Last month, I wrote about the most common mistakes advisors make when talking with clients about charitable giving, such as putting too much emphasis on the topic of tax benefits or waiting for the giving season to introduce the subject.

One of the things I mentioned is that it can be problematic to think about giving in isolation. Not only does it make good financial sense to coordinate giving with your clients’ overall wealth management, but it shows them that they can trust you with a more personal piece of their portfolio.

Once you have started the conversation, you should dig deeper, asking your clients specific questions so you can make this more personal for them. That will mean a stronger relationship with you.

Before we get to the questions, first we must consider where our clients are in their philanthropic journey.

For Those Just Starting
First, you’re going to want to ask a different set of questions for clients who are just starting to think about committing to philanthropy.

As I’ve written before, their interest might have nothing to do with money. Instead, they might want to create a permanent legacy, unite their family through their shared activities or give back to the community where they made their wealth. So instead of leading with the tax benefits of giving, you ought to start by asking clients what they’d like to achieve. After you’ve opened this exchange of ideas, you can ask them the following questions about their aspirations.

• How important is charitable giving to you at this point in your life?

• Are there issues or problems facing society that have also touched your family?

• Are there personal goals you’ve set for yourself that philanthropic giving could accomplish?

• What causes or organizations do you currently support and why?

• Are there charitable causes or specific organizations that you would like to support but you haven’t had the opportunity or time?

• How would you like to be remembered? What kind of legacy do you want to leave?

• Do you want to engage your family in your philanthropy, or do you envision it as more of a solo project?

For Those Looking At New Charitable Vehicles
The next set of questions are for those clients comparing the features and benefits of different charitable vehicles. When they reach a certain level of wealth, many clients are ready to move from checkbook philanthropy to more formal giving vehicles, something more organized that helps them with their tax planning.

These questions will help you determine which charitable vehicle might be the best fit.

• What motivates you to establish a charitable vehicle? Are you considering one in particular?

• How important is having control over the assets you’ve earmarked for charitable use? Do you want to have control over grant decisions?

• Are you planning to include your family in your philanthropy? At what level of involvement?

• Will you want to go beyond traditional gifting to other forms of support, such as loans, international giving, scholarships, awards and donations made directly to individuals and families in need?

• Is anonymity a must? For some donations? All donations?

• Do you want to be able to reimburse charitable expenses?

• How would you like to fund your charitable vehicle, both initially and in the future? What level of funds would you like to start with? What types of assets do you plan to donate? Do you have highly appreciated personal property or real estate that you would like to contribute?

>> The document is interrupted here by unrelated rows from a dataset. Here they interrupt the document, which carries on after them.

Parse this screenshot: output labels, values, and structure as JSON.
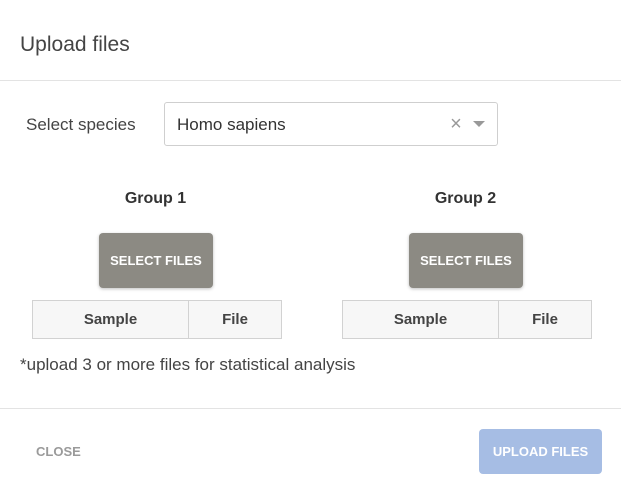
{
  "dialog": {
    "title": "Upload files"
  },
  "species": {
    "label": "Select species",
    "value": "Homo sapiens",
    "clear_icon": "close-icon",
    "dropdown_icon": "chevron-down-icon"
  },
  "groups": [
    {
      "title": "Group 1",
      "button_label": "SELECT FILES",
      "columns": [
        "Sample",
        "File"
      ],
      "rows": []
    },
    {
      "title": "Group 2",
      "button_label": "SELECT FILES",
      "columns": [
        "Sample",
        "File"
      ],
      "rows": []
    }
  ],
  "note": "*upload 3 or more files for statistical analysis",
  "footer": {
    "close_label": "CLOSE",
    "upload_label": "UPLOAD FILES"
  },
  "colors": {
    "select_button": "#8c8a83",
    "upload_button": "#a6bde4",
    "close_text": "#9a9a9a"
  }
}
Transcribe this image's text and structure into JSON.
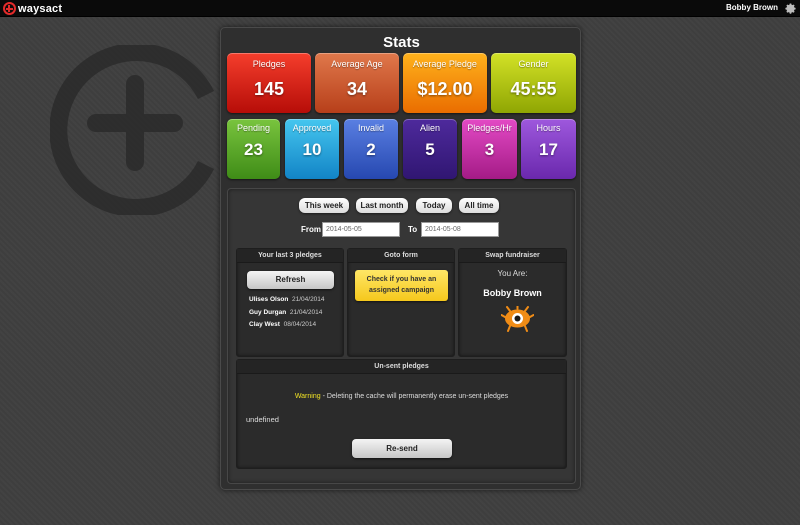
{
  "app": {
    "brand": "waysact",
    "user_name": "Bobby Brown"
  },
  "stats": {
    "title": "Stats",
    "tiles": [
      {
        "label": "Pledges",
        "value": "145"
      },
      {
        "label": "Average Age",
        "value": "34"
      },
      {
        "label": "Average Pledge",
        "value": "$12.00"
      },
      {
        "label": "Gender",
        "value": "45:55"
      },
      {
        "label": "Pending",
        "value": "23"
      },
      {
        "label": "Approved",
        "value": "10"
      },
      {
        "label": "Invalid",
        "value": "2"
      },
      {
        "label": "Alien",
        "value": "5"
      },
      {
        "label": "Pledges/Hr",
        "value": "3"
      },
      {
        "label": "Hours",
        "value": "17"
      }
    ]
  },
  "filters": {
    "ranges": [
      "This week",
      "Last month",
      "Today",
      "All time"
    ],
    "from_label": "From",
    "from_value": "2014-05-05",
    "to_label": "To",
    "to_value": "2014-05-08"
  },
  "last_pledges": {
    "title": "Your last 3 pledges",
    "refresh_label": "Refresh",
    "items": [
      {
        "name": "Ulises Olson",
        "date": "21/04/2014"
      },
      {
        "name": "Guy Durgan",
        "date": "21/04/2014"
      },
      {
        "name": "Clay West",
        "date": "08/04/2014"
      }
    ]
  },
  "goto_form": {
    "title": "Goto form",
    "button_line1": "Check if you have an",
    "button_line2": "assigned campaign"
  },
  "swap": {
    "title": "Swap fundraiser",
    "you_are": "You Are:",
    "name": "Bobby Brown"
  },
  "unsent": {
    "title": "Un-sent pledges",
    "warning_word": "Warning",
    "warning_text": " - Deleting the cache will permanently erase un-sent pledges",
    "status_text": "undefined",
    "resend_label": "Re-send"
  },
  "colors": {
    "brand_red": "#e32b2b",
    "background": "#3e3e3e",
    "warning_yellow": "#f0e224",
    "alien_orange": "#f08c16"
  },
  "icons": {
    "brand_logo": "waysact-logo-icon",
    "settings": "gear-icon",
    "watermark": "waysact-watermark-icon",
    "fundraiser_avatar": "alien-eye-icon"
  }
}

• Would you like to hire staff or compensate family members for their philanthropic work?

• How long do you want your philanthropic legacy to continue? Do you want your family to retain control over your charitable assets in perpetuity?

• Do you want to run your own charitable programs (for example, a winter coat drive, holiday food baskets or a training camp)?

• Are you planning any major gifts or multiyear commitments that might require a formal agreement with the grantee?

For Those Experienced Family Foundations
By the time your clients start a private foundation, they’re going to be working at a more sophisticated level. But even families who have had foundations in place for years face challenges you could help address.

The following questions can help you uncover what’s working well and where there’s room for improvement, so you can talk to your clients about their foundations and assess their needs.

• What motivated you to start your foundation? Is it living up to your original vision?

• How do you administer it? Which parts of running a foundation are easy and which are more onerous or time-consuming?

• How much time do you spend on foundation administration? Can you keep up with everything that needs to be done?

• When you need guidance or have a question, to whom do you turn to talk about funding, compliance, mission, governance and grant making?

• What measures have you taken to minimize the risk of compliance problems?

• How does your family work with your foundation? Would you like them to be more involved?

• Are you satisfied with the results you’re getting from the grants you’re making?

• Do you feel like you’re making a real difference?

• What are the ways in which you see your foundation changing in the next five years? Do you anticipate a new generation getting involved in its day-to-day operations or the board, or an influx of assets from the sale of business or inheritance? Are any trusted advisors set to retire, and are the family members spread out geographically?

• How do you connect with other like-minded funders and stay on top of trends and best practices in philanthropy? Would you like to network with other foundations like yours?

By engaging with clients wherever they are on their journey and using the interactions to probe their biggest concerns, as well as their deeper fears and dreams, you can provide invaluable information and better develop your relationships. If you are equipped with a range of questions, you can make the most of each conversation, improve your philanthropic support and, eventually, broaden the scope of products, services and advice you offer clients.

Hannah Shaw Grove is chief marketing officer at Foundation Source, the nation’s largest provider of support services to private and family foundations.